The European Union’s General Data Protection Regulation (GDPR) requirements go into effect this month, but what does that mean for marketing professionals around the world?
What is GDPR?
When it comes down to it, GDPR is all about giving EU citizens control over their personal data, and this legislation takes a very broad view of what constitutes personal data. Anything from names, addresses and photos to IP addresses, date of birth and even genetic data is considered personal information and is protected under the law. There are still a number of open questions on how this will affect businesses and the digital world, but a few key requirements are clear:
- If you are collecting and storing personal data on EU citizens, you must have their explicit consent and a clear strategy to protect them from a data breach
- If a data breach does occur, those affected must be notified within 72 hours
- Data must be made available, both for auditing and for citizens to access, edit and/or erase upon request
My business is based in the U.S. – will GDPR affect me?
The short answer is yes. With regulations impacting any company operating in Europe, implications will not only affect companies headquartered in Europe, but any company that offers products or services there or interacts with EU citizens’ data. GDPR is the result of increased consumer demand for data privacy, working to ensure personal data is gathered legally, and that those who collect the data are able to ensure its security.
How can my business ensure compliance?
The first step in preparation and compliance is to assess your data collection methods and the data you currently have on file. For marketers, there are a few key considerations to take into account to ensure you are in compliance when gathering information, whether that be through mailing lists, website analytics, etc.
- Ensure you are gaining consent for data collection through clear and concise terms and privacy policies
- Have a strategy to consistently renew consent from subscribers
- Ensure your records are organized and readily available for audit or citizens’ requests to access, edit or completely erase the data you have gathered on them

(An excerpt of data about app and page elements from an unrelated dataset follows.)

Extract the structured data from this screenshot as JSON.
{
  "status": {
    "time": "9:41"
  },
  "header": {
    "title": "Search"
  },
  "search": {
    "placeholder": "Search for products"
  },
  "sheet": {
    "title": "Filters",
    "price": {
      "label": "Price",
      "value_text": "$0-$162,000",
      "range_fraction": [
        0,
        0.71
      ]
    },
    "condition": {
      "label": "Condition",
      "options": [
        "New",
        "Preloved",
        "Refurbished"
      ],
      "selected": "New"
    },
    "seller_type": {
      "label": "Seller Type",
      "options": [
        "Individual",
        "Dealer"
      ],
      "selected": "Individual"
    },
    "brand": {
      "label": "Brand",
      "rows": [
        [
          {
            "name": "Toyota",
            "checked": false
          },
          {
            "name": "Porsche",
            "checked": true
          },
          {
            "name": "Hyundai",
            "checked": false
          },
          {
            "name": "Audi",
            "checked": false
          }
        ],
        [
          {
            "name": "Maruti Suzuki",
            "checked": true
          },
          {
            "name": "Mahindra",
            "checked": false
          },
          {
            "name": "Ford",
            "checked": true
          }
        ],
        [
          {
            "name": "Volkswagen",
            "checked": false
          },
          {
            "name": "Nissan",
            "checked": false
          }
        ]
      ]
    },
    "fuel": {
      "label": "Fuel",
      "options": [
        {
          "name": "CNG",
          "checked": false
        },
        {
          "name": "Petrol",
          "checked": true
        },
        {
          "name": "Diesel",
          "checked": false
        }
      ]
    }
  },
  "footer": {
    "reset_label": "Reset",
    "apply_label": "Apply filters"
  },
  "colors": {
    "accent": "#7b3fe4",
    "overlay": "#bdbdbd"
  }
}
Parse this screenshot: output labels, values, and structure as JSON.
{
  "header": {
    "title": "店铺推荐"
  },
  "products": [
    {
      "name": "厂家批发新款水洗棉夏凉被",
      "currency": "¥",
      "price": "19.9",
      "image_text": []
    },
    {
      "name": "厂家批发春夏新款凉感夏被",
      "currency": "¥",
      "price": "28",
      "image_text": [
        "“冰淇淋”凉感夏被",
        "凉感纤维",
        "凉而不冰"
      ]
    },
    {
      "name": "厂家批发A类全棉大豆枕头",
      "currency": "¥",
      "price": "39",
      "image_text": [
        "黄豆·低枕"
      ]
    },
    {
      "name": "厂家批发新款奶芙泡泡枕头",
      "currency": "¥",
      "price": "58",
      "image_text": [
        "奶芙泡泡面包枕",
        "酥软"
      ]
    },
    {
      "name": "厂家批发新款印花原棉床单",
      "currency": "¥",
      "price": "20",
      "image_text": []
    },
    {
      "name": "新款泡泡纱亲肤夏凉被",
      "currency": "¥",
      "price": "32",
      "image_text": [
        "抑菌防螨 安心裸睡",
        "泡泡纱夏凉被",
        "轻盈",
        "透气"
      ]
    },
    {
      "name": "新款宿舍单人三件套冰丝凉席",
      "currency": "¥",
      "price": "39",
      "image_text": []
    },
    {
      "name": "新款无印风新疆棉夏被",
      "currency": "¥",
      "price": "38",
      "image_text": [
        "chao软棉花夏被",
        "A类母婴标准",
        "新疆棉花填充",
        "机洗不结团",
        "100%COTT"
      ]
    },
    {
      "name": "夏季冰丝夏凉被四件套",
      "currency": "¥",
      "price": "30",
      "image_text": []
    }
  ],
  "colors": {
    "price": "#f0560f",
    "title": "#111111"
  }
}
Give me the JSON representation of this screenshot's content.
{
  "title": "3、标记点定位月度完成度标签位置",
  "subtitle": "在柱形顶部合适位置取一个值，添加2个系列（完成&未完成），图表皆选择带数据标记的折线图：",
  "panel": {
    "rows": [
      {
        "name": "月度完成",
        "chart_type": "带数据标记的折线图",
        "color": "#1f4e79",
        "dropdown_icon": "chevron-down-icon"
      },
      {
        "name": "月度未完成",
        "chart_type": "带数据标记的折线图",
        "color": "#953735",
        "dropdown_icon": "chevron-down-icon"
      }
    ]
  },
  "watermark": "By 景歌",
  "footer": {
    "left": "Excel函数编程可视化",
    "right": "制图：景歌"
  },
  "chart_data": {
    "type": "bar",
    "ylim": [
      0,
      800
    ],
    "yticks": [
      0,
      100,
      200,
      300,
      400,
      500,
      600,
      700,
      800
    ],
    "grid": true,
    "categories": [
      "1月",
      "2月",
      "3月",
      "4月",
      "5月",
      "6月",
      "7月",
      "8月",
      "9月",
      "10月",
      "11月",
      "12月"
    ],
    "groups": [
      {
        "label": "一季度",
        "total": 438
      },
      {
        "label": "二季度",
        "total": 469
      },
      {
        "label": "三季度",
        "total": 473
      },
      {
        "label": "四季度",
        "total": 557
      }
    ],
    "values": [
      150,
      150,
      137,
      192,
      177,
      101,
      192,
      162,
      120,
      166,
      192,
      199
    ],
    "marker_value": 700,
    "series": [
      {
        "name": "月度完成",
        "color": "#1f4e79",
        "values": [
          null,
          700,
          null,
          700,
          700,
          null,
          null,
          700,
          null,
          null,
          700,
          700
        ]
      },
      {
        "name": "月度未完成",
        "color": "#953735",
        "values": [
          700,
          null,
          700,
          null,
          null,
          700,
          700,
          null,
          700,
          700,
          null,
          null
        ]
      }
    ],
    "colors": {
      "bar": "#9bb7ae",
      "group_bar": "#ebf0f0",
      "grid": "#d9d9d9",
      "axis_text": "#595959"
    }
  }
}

- Update your crisis communications strategy to include data breach reporting
What are the consequences for non-compliance?
Failure to comply with GDPR will result in costly fines, up to 20 million Euros or four percent of a company’s annual turnover. Fines will be greater for organizations who intentionally transfer personal data or ignore citizens’ requests for their data. Lesser violations such as failure to communicate a data breach in a timely manner will be punishable by fines of 10 million Euros or two percent of annual turnover.
What should I do right now?
The best first step you can take as a marketer is to work closely with your legal and IT teams to ensure all of your data collection and handling processes are clearly defined and to close any gaps that become apparent in that process. A clear crisis communication strategy is another crucial aspect of compliance that you can develop in advance. Whether you have a plan in place or not, organizations across the board should consider reviewing and updating crisis plans to include GDPR compliant data breach communications and avoid costly fines.
Dan Horn is an account supervisor at Franco. You can send him an email at firstname.lastname@example.org.